A police dispatcher receives emergency and non-emergency calls to the police department and directs the appropriate number of police units to the scene. The police dispatcher receives calls from other police agencies and emergency services as well as the public. The calls come into the dispatch via telephone, computer system and radio.
A police dispatcher also monitors the location of all police officers on duty. The police department maintains logs of all incoming calls. The dispatcher maintains the log through manual or automated processes.
Police dispatchers need the ability to remain calm in emergency situations. The dispatcher must be able to think and act clearly during calls to the police station. The ability to multitask on the job is also an essential skill. Police dispatchers must possess skills using telephone, computer and radio equipment while communicating effectively with callers and police personnel.
A police dispatcher must have a high school diploma or equivalent and be at least 18 years old. Police departments may require dispatchers to undergo a background check and be free of any prior felony convictions. The dispatcher does not require an advanced degree. Experience working as a police dispatcher or familiarity with the communications equipment gives applicants a better chance at a position with a police department.
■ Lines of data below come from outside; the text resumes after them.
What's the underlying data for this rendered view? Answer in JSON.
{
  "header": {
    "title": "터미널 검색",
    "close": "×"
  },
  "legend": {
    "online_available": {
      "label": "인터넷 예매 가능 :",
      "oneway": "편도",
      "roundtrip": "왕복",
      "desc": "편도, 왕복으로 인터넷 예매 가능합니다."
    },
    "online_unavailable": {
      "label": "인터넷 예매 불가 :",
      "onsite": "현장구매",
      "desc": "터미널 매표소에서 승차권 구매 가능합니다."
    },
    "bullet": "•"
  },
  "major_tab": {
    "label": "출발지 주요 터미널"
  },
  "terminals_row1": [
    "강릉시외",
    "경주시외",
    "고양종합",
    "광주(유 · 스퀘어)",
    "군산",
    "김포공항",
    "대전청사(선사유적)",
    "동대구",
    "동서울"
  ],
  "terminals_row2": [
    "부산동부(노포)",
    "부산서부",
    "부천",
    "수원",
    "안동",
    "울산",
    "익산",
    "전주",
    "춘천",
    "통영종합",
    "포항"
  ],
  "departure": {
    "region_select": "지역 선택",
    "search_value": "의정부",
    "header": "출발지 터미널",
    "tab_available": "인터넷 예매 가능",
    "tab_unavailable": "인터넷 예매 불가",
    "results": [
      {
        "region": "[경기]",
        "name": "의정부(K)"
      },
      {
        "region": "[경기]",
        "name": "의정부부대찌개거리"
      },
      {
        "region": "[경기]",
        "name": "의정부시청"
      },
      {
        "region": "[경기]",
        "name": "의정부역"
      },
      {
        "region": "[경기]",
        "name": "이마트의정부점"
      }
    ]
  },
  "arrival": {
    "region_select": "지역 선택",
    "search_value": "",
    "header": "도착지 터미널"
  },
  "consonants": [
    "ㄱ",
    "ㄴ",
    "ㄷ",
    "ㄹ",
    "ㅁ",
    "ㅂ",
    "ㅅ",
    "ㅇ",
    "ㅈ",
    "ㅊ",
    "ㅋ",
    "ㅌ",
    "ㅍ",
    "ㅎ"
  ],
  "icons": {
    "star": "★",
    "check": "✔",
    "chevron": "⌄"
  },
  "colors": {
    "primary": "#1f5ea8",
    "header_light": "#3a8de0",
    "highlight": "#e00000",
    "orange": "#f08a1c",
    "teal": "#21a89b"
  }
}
The police department may also require a valid driver’s license.
Law enforcement may require police dispatchers to have certifications, which allow the individual to have access to federal, state and local law enforcement databases.
The average salary for a police dispatcher is $53,000 as of May 2010, according to Indeed.com.